Emotional Effects of Drinking
When an individual drinks excessively, it is likely that they will experience damage to the cerebellum in their brain. The cerebellum is the most sensitive area of the brain to alcohol abuse because it controls functions such as memories and emotions. When an individual drinks alcohol, their body begins to create an increased amount of serotonin and endorphins. Serotonin and endorphins are chemicals responsible for regulating our emotions, sense of relaxation, and happiness. In other words, the more an individual drinks, the more vulnerable their brain becomes to the effects of alcohol, potentially having a negative impact on their emotional and mood regulation. This is why the emotional effects of drinking are so pronounced, and compiled with the effects of alcohol on mental health, quitting an alcohol problem can be extremely difficult.
Here are a few of the ways problem drinking affects people’s emotional well-being.
Drinking to Avoid Pain
The emotions and moods affected by alcohol consumption typically include a mixture of painful, happy, or relaxed feelings.

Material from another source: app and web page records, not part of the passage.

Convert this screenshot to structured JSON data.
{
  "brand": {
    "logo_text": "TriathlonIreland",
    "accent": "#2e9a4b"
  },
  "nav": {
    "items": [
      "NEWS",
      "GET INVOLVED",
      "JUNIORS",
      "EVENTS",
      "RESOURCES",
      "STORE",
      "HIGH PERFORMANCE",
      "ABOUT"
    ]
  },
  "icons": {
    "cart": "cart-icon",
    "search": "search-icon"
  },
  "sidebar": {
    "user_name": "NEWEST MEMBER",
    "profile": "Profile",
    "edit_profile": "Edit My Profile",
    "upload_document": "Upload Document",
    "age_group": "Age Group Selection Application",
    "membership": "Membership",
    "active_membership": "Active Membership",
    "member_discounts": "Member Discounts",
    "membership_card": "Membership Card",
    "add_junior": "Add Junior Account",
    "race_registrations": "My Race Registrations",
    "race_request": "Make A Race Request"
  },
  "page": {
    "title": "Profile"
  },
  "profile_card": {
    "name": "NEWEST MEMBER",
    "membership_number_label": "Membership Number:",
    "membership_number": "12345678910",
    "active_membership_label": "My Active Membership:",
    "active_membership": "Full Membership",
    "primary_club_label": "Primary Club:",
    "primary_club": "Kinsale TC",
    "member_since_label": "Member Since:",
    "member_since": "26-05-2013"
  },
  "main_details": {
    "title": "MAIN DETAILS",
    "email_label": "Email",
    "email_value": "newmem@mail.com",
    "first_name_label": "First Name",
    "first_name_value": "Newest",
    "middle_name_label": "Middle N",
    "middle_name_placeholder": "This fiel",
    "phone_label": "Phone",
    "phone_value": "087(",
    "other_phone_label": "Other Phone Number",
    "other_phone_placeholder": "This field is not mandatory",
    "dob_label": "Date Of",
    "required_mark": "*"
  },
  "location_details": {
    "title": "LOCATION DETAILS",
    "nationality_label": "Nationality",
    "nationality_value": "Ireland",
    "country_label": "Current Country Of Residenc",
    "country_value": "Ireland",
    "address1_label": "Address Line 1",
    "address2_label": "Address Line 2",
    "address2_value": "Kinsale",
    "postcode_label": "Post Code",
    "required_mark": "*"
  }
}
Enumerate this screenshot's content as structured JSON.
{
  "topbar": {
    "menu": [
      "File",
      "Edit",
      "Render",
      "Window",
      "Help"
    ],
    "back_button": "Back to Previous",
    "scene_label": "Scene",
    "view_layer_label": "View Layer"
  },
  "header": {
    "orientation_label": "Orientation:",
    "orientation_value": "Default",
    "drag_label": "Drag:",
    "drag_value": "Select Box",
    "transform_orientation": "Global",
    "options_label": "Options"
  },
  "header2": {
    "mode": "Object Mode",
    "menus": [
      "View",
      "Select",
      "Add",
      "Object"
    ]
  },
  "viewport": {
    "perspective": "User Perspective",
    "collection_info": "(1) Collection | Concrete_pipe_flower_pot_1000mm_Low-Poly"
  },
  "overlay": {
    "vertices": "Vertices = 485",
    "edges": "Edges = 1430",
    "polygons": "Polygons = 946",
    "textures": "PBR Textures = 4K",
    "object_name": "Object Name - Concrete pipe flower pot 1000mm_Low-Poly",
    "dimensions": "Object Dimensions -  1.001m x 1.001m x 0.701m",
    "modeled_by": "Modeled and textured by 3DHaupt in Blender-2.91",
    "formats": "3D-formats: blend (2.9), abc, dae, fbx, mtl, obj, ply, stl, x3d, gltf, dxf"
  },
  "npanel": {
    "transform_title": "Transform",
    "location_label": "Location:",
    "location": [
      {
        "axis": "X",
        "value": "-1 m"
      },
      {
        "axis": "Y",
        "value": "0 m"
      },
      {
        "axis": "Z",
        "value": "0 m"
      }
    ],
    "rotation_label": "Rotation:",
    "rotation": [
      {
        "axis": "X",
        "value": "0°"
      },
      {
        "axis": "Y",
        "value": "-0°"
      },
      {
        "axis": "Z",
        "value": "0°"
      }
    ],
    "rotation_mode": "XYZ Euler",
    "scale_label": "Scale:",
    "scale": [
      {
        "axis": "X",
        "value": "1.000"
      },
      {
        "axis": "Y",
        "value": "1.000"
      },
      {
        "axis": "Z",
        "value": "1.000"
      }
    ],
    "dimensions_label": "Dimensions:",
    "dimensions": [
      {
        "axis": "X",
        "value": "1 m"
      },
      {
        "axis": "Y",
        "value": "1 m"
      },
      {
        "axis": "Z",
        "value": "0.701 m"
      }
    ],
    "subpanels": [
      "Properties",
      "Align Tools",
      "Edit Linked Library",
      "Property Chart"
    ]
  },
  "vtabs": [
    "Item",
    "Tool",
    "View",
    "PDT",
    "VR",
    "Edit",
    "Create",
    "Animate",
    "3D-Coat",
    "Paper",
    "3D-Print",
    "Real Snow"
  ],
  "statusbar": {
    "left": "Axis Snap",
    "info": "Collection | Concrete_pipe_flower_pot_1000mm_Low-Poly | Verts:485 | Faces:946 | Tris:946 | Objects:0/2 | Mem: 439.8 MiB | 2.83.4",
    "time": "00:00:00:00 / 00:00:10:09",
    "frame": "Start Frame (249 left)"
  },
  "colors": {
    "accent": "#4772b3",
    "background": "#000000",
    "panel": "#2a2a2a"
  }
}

When an individual begins to abuse alcohol to soothe painful feelings, they are usually attempting to overcome emotions of fear, hurt, sadness, grief, jealousy, shame, embarrassment, guilt, or loneliness.
Consuming Alcohol to Achieve Happiness

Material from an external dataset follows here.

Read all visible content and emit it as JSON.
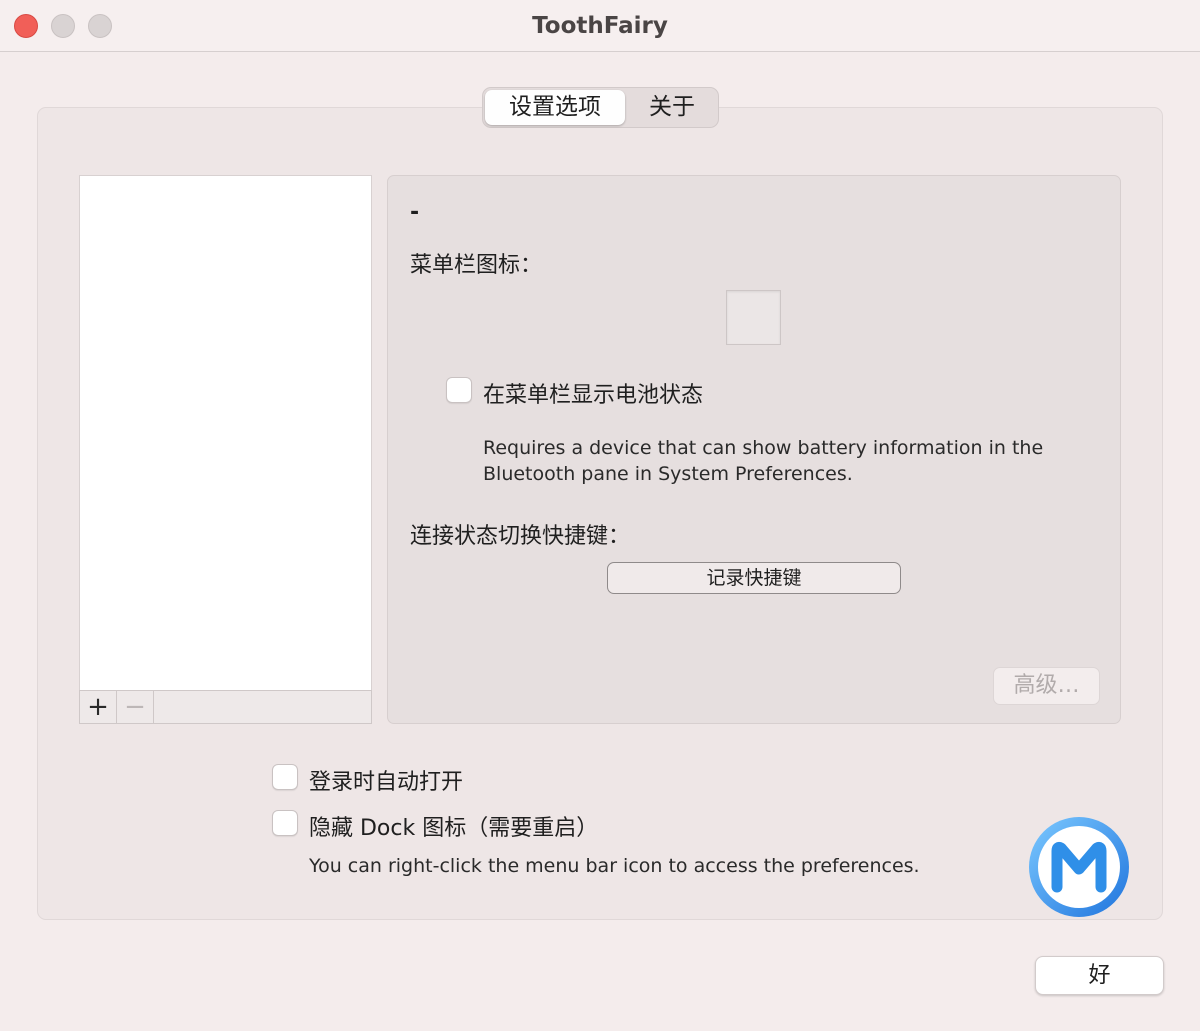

On the other hand, some individuals may be abusing alcohol to achieve artificial feelings of happiness, such as feelings of delight, thrill, general excitement, self-esteem, confidence, and connection or belonging in social situations.

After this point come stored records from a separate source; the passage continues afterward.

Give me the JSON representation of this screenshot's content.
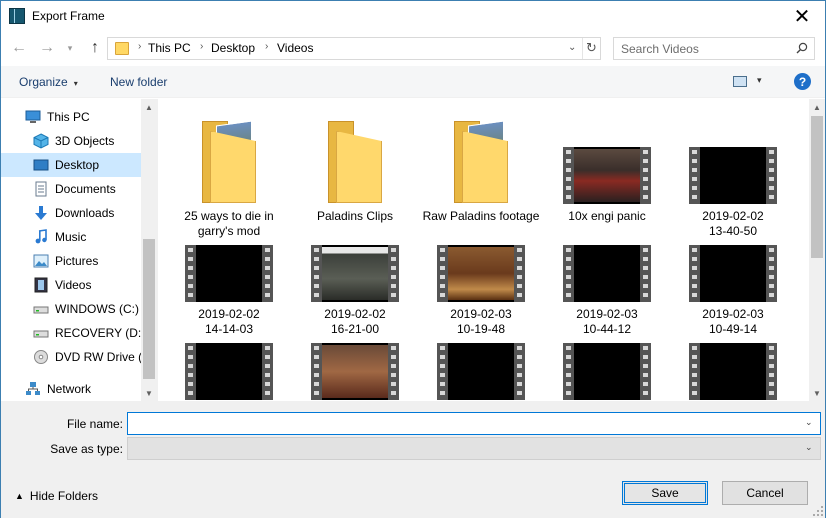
{
  "window": {
    "title": "Export Frame",
    "close_glyph": "✕"
  },
  "nav": {
    "back_glyph": "←",
    "forward_glyph": "→",
    "recent_glyph": "▾",
    "up_glyph": "↑",
    "breadcrumbs": [
      "This PC",
      "Desktop",
      "Videos"
    ],
    "separator": "›",
    "dropdown_glyph": "⌄",
    "refresh_glyph": "↻",
    "search_placeholder": "Search Videos"
  },
  "toolbar": {
    "organize_label": "Organize",
    "organize_caret": "▾",
    "new_folder_label": "New folder",
    "view_caret": "▾",
    "help_label": "?"
  },
  "sidebar": {
    "items": [
      {
        "label": "This PC",
        "icon": "computer-icon",
        "indent": 1
      },
      {
        "label": "3D Objects",
        "icon": "cube-icon",
        "indent": 2
      },
      {
        "label": "Desktop",
        "icon": "desktop-icon",
        "indent": 2,
        "selected": true
      },
      {
        "label": "Documents",
        "icon": "document-icon",
        "indent": 2
      },
      {
        "label": "Downloads",
        "icon": "download-icon",
        "indent": 2
      },
      {
        "label": "Music",
        "icon": "music-icon",
        "indent": 2
      },
      {
        "label": "Pictures",
        "icon": "picture-icon",
        "indent": 2
      },
      {
        "label": "Videos",
        "icon": "video-icon",
        "indent": 2
      },
      {
        "label": "WINDOWS (C:)",
        "icon": "drive-icon",
        "indent": 2
      },
      {
        "label": "RECOVERY (D:)",
        "icon": "drive-icon",
        "indent": 2
      },
      {
        "label": "DVD RW Drive (E",
        "icon": "dvd-icon",
        "indent": 2
      },
      {
        "label": "Network",
        "icon": "network-icon",
        "indent": 1
      }
    ]
  },
  "files": [
    {
      "name": "25 ways to die in garry's mod",
      "type": "folder",
      "art": "folder-with-images"
    },
    {
      "name": "Paladins Clips",
      "type": "folder",
      "art": "folder"
    },
    {
      "name": "Raw Paladins footage",
      "type": "folder",
      "art": "folder-with-images"
    },
    {
      "name": "10x engi panic",
      "type": "video",
      "art": "game-red"
    },
    {
      "name": "2019-02-02 13-40-50",
      "type": "video",
      "art": "black"
    },
    {
      "name": "2019-02-02 14-14-03",
      "type": "video",
      "art": "black"
    },
    {
      "name": "2019-02-02 16-21-00",
      "type": "video",
      "art": "game-gray"
    },
    {
      "name": "2019-02-03 10-19-48",
      "type": "video",
      "art": "game-orange"
    },
    {
      "name": "2019-02-03 10-44-12",
      "type": "video",
      "art": "black"
    },
    {
      "name": "2019-02-03 10-49-14",
      "type": "video",
      "art": "black"
    },
    {
      "name": "",
      "type": "video",
      "art": "black"
    },
    {
      "name": "",
      "type": "video",
      "art": "game-orange2"
    },
    {
      "name": "",
      "type": "video",
      "art": "black"
    },
    {
      "name": "",
      "type": "video",
      "art": "black"
    },
    {
      "name": "",
      "type": "video",
      "art": "black"
    }
  ],
  "form": {
    "file_name_label": "File name:",
    "file_name_value": "",
    "save_type_label": "Save as type:",
    "save_type_value": "",
    "dropdown_glyph": "⌄"
  },
  "footer": {
    "hide_folders_label": "Hide Folders",
    "hide_caret": "▲",
    "save_label": "Save",
    "cancel_label": "Cancel"
  },
  "colors": {
    "accent": "#0078d7",
    "selection": "#cce8ff",
    "folder": "#ffd86c"
  }
}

Drinking to Relax or Calm Down
Lastly, some people may drink alcohol to achieve a relaxed state of emotional calm, including comfort, lack of concern about problems, and emotional numbness.
Unfortunately, individuals who drink alcohol to numb their feelings, or self-medicate, typically experience a worsening in symptoms. This is because of the effect alcohol has on the cerebral cortex of the brain and on mental health. Excessive alcohol consumption makes it difficult for an individual to think clearly and depresses an individual’s behavioral inhibitory centers. As a result, the intoxicated person will be less inhibited and experience poor judgment, often leading to negative legal or social repercussions.
Drinking in excess is known to cause severe disruption in personal relationships and among families. Unfortunately, intoxicated individuals experience raw and unreliable emotions, often resulting in anger, bouts of hysteria, crying jags, or even physical or verbal abuse. As a result, the individual’s friends, family members, or partner may begin to avoid them out of fear or unwillingness to accept their emotional outbursts. If you or a loved one suffer from the emotional effects of drinking, it may be time to consider attending professional alcohol addiction treatment.
Attend an Alcohol Rehab Near You
At Carolina Recovery Center, we understand the negative impacts alcohol abuse has on emotional and mental health. Because of this, we employ only the most qualified and experienced therapists and mental health specialists. Our team of highly-supportive staff will be there to educate you on alcoholism and provide you with the tools needed to recover. Between helping you reverse the negative effects of alcohol on your mental health to improving your emotional well-being, we’re here to help. Contact us for more information on how to get started today!
Medically Reviewed: October 7, 2020
All of the information on this page has been reviewed and verified by a certified addiction professional.